Okay, so WordPress is being strange and refuses to load on any of my browsers, so I’m forced to draft today’s post in my Google Docs. Which is and all, but I’m a tad confused as to why WordPress is boycotting me today. Maybe if I restart my router? Restart my computer? Restart something, that always works, right?! Well, regardless of technical difficulties, in the wises words of Queen: “The show must go on!” (I love the rendition of that song in Moulin Rouge. Ugh, so good. Queen is my favorite.)

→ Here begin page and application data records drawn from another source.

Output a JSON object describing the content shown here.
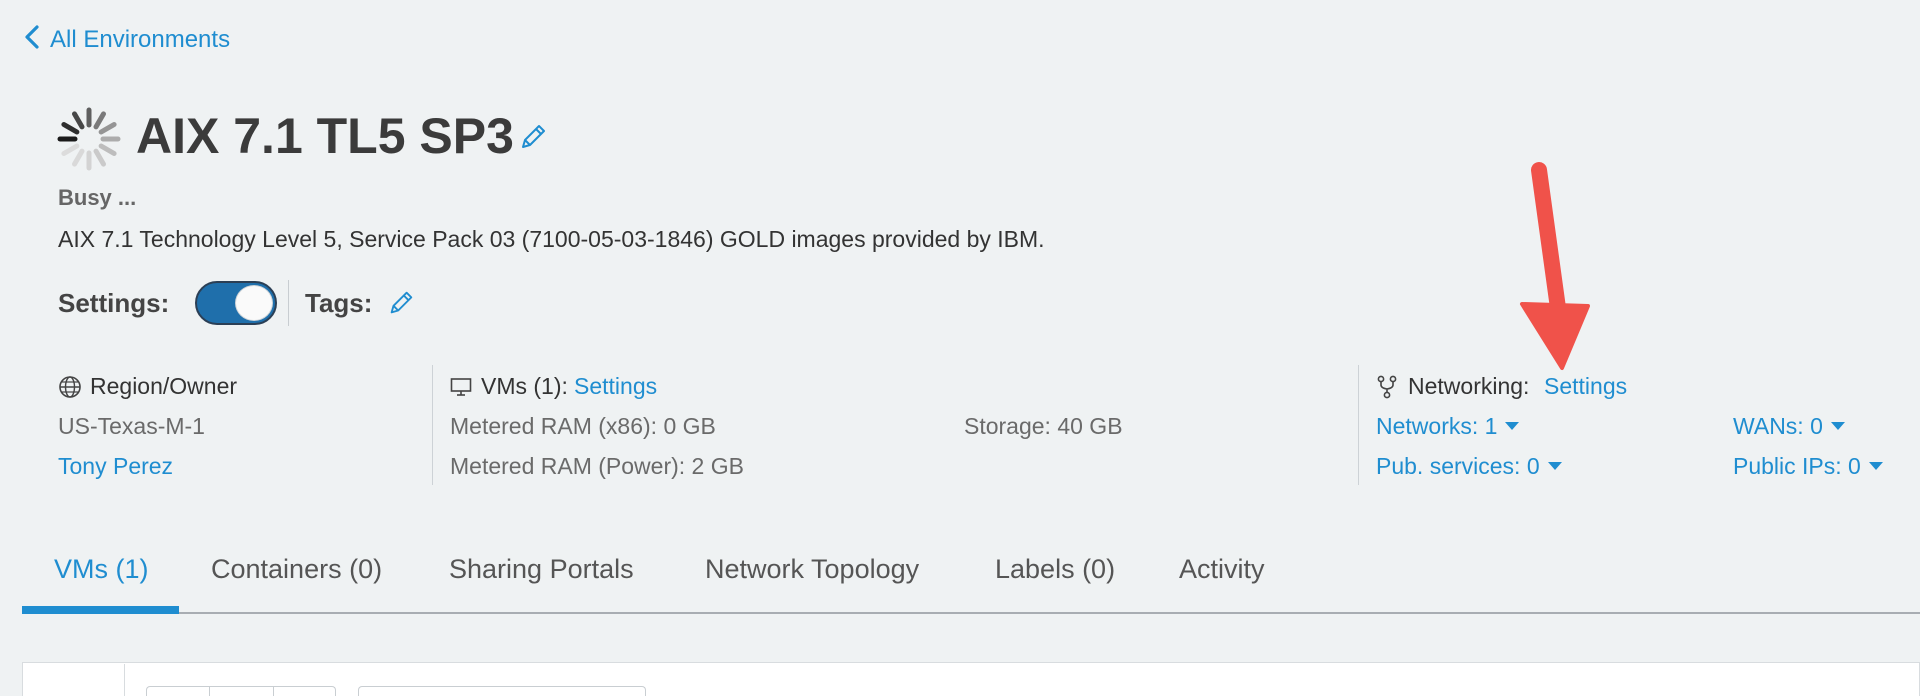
{
  "back_link": {
    "label": "All Environments"
  },
  "environment": {
    "title": "AIX 7.1 TL5 SP3",
    "status": "Busy ...",
    "description": "AIX 7.1 Technology Level 5, Service Pack 03 (7100-05-03-1846) GOLD images provided by IBM."
  },
  "settings": {
    "label": "Settings:",
    "toggle_on": true
  },
  "tags": {
    "label": "Tags:"
  },
  "region": {
    "heading": "Region/Owner",
    "region": "US-Texas-M-1",
    "owner": "Tony Perez"
  },
  "vms": {
    "heading": "VMs (1):",
    "settings_link": "Settings",
    "metered_ram_x86": "Metered RAM (x86): 0 GB",
    "metered_ram_power": "Metered RAM (Power): 2 GB",
    "storage": "Storage: 40 GB"
  },
  "networking": {
    "heading": "Networking:",
    "settings_link": "Settings",
    "networks": "Networks: 1",
    "pub_services": "Pub. services: 0",
    "wans": "WANs: 0",
    "public_ips": "Public IPs: 0"
  },
  "tabs": [
    {
      "label": "VMs (1)",
      "active": true
    },
    {
      "label": "Containers (0)",
      "active": false
    },
    {
      "label": "Sharing Portals",
      "active": false
    },
    {
      "label": "Network Topology",
      "active": false
    },
    {
      "label": "Labels (0)",
      "active": false
    },
    {
      "label": "Activity",
      "active": false
    }
  ],
  "colors": {
    "accent": "#1f8dd0",
    "background": "#eff2f3",
    "toggle": "#1f6fab",
    "annotation_arrow": "#f0524a"
  },
  "icons": {
    "back": "chevron-left-icon",
    "spinner": "loading-spinner-icon",
    "edit": "pencil-icon",
    "region": "globe-icon",
    "vms": "monitor-icon",
    "networking": "network-fork-icon",
    "dropdown": "caret-down-icon",
    "annotation": "red-arrow-icon"
  }
}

Growing up, specifically early middle school–so basically when I was 12–Chicken Soup for the Soul was really big. It became a pretty big social phenomenon. I remember there being a waitlist for all of its variants in my school’s library, like Chicken Soup for the Teenager’s Soul and its many sequels. If you’ve never read any of these books (there are over 200 titles as of late 2013), the series is a collection of inspirational, true stories.
Now, the manga I’m going to discuss today isn’t necessarily true, but it’s got that Chicken Soup feeling. You know, that warm, fuzzy, heartbreakingly familiar feeling. Whether you’re experiencing the same things right now, or they’re days long past, there’s just something so attractive to an anthology manga like this.

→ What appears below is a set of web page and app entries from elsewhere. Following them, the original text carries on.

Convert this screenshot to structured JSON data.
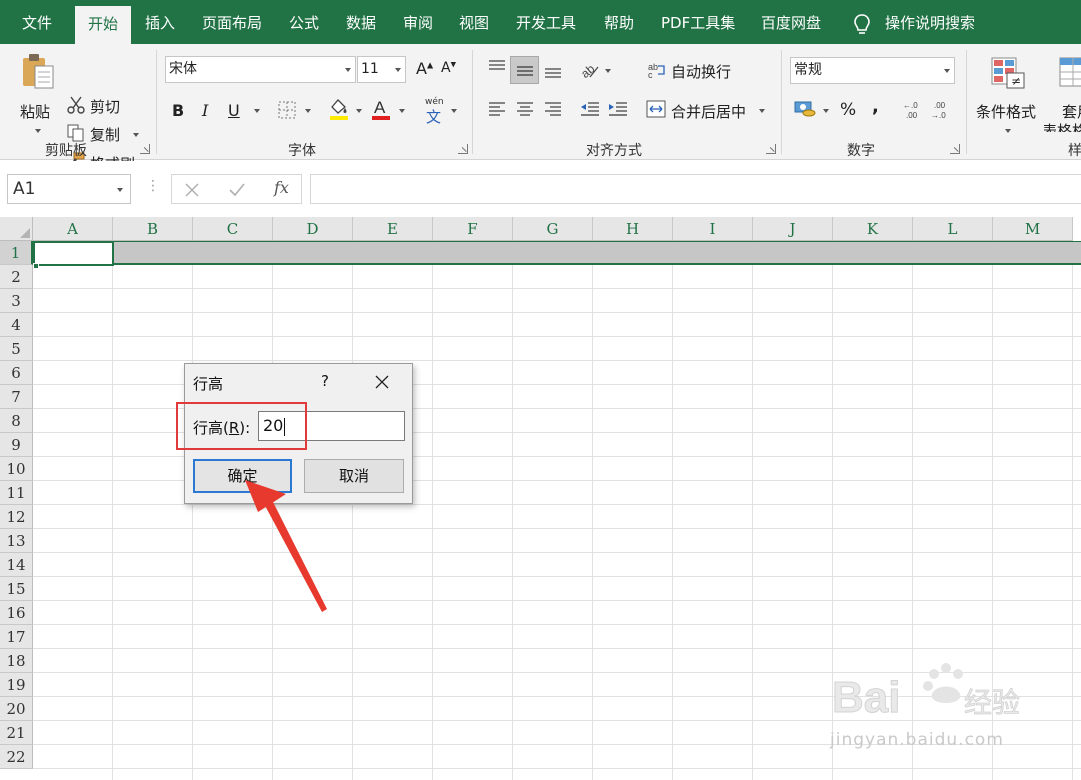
{
  "tabs": [
    "文件",
    "开始",
    "插入",
    "页面布局",
    "公式",
    "数据",
    "审阅",
    "视图",
    "开发工具",
    "帮助",
    "PDF工具集",
    "百度网盘"
  ],
  "active_tab": "开始",
  "tell_me": "操作说明搜索",
  "clipboard": {
    "paste": "粘贴",
    "cut": "剪切",
    "copy": "复制",
    "format_painter": "格式刷",
    "group": "剪贴板"
  },
  "font": {
    "name": "宋体",
    "size": "11",
    "bold": "B",
    "italic": "I",
    "underline": "U",
    "group": "字体",
    "wen": "wén",
    "wen_char": "文"
  },
  "alignment": {
    "wrap_text": "自动换行",
    "merge_center": "合并后居中",
    "group": "对齐方式"
  },
  "number": {
    "format": "常规",
    "percent": "%",
    "comma": ",",
    "group": "数字"
  },
  "styles": {
    "conditional": "条件格式",
    "table_line1": "套用",
    "table_line2": "表格格",
    "group": "样"
  },
  "formula_bar": {
    "name_box": "A1",
    "fx": "fx",
    "formula": ""
  },
  "columns": [
    "A",
    "B",
    "C",
    "D",
    "E",
    "F",
    "G",
    "H",
    "I",
    "J",
    "K",
    "L",
    "M"
  ],
  "rows": [
    "1",
    "2",
    "3",
    "4",
    "5",
    "6",
    "7",
    "8",
    "9",
    "10",
    "11",
    "12",
    "13",
    "14",
    "15",
    "16",
    "17",
    "18",
    "19",
    "20",
    "21",
    "22"
  ],
  "selected_row": "1",
  "dialog": {
    "title": "行高",
    "help": "?",
    "label": "行高(R):",
    "label_pre": "行高(",
    "label_key": "R",
    "label_post": "):",
    "value": "20",
    "ok": "确定",
    "cancel": "取消"
  },
  "colors": {
    "accent": "#217346",
    "highlight": "#e03a3a",
    "focus": "#2b79d3"
  },
  "watermark": {
    "text": "jingyan.baidu.com",
    "brand": "Baidu经验"
  }
}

If you read shoujo manga, it’s almost guaranteed that you’ve seen Yamamori Mika’s work. She’s incredibly popular right now with her series Tsubaki-chou Lonely Planet as well as Hirunaka no Ryuusei. She has a distinct art style as well as a strong sense of visual storytelling.
Sugars is one of her older works–over ten years old–and is a split narrative of sorts, compromising six volumes that follows a long chain of people and the relationships that spawn between them. Each volume makes up six tales of six separate people. As each volume progresses, so do the relationships within the tales. While some of the short stories have a solid conclusion for the lead character, others left open at the end, only to be continued through the view of another party in another tale.

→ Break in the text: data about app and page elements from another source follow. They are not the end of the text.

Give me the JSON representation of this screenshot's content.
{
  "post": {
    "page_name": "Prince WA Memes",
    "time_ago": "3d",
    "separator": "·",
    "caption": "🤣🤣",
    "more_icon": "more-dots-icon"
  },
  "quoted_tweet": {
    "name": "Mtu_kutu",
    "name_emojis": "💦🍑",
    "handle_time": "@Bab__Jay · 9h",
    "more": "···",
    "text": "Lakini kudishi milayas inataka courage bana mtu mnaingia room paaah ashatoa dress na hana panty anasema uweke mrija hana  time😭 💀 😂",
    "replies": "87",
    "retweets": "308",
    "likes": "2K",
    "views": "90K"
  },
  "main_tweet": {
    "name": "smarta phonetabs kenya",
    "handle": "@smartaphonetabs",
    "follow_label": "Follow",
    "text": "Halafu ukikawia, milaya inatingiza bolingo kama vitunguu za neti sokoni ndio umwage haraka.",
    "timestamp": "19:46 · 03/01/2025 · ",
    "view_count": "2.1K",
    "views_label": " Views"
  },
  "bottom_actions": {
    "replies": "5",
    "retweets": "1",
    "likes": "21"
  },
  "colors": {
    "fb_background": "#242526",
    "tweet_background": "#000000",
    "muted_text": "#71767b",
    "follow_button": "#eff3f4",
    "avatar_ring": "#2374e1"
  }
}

The original intent of the series was each narrative to have a sugary focused center. For example, one story utilizes a made-up candy bar which a boy continuously buys just to talk to a certain girl. Author Yamamori admits that towards the end of the series there was sort of a stretch each chapter to include a sugar-inspired theme of sorts, but it’s a cute continuity nonetheless.
It’s a very entertaining and warming concept, but the cast of Sugars can sometimes feel so expansive who forget who’s who, and how everyone is connected. Seriously, look at this character relationships map that Bato.to user micefy created. Don’t read too closely if you don’t want any spoilers, but just glancing over it you get the gist: Sugars has quite the extensive cast.
Any confusions aside, Sugars is a great read. There’s a wide array of characters, in age, gender, and relationship status. While some characters successful find love and are loved in return, others lie in wait with unrequited feelings, and even others move on and find new love. There are the classic manga romances–the teacher and the student (which Yamamori seems found of, for whatever reason), the delinquent and the nerd, and the why-haven’t-they-got-together-already. But there’s also some lesser seen romances, which meld in well with the classic tropes.
If you know Yamamori, you know her art style. It’s beautiful, and although expressively manga-ish, it’s unique and all its own. She builds gorgeous settings, using tones like a boss, and builds a world filled with romance, heartbreak, and crushing. I love her style, and I love the stories she tells in Sugars.
Sugars is fun because it’s smaller tales build within a larger framework of people and story. I like that everyone connects, it’s fun to go from one story to the next, recognizing characters as they are all sewn together. Again, it can be confusing, but it’s so fun and cozy to read that I don’t think that it gets in the way of enjoying Sugars.
Yamamori is as much of a romantic as ever. Cheesy? Oh yes. But worth it? Absolutely. Some lines I’m sure were kind of embarrassing to translate and edit in, but I think that Yamamori makes the cheesiness work, not shoving it down your throat, but definitely making her characters say things that you couldn’t necessarily see anyone saying in real life. But hey, it’s fun to read it!
Regardless of cheesiness, Sugars is made up of distinct and lovable characters. They all feel like people you know, or could be friends with, or are related to, and it’s fun to read manga with such down-to-earth characters like that.
Is Sugars groundbreaking manga? No. Is it everything comfortable and homey about shoujo manga? Yes, absolutely. The relationships aren’t perfect. People break up, people move on. And then there’s the miracle loves that surpass everything. I like that Yamamori puts in just enough stress and yearning alongside touches of heartbreak and loss that you can feel the feels without losing the positivism of the series.
You can see Sugars on Bato.to.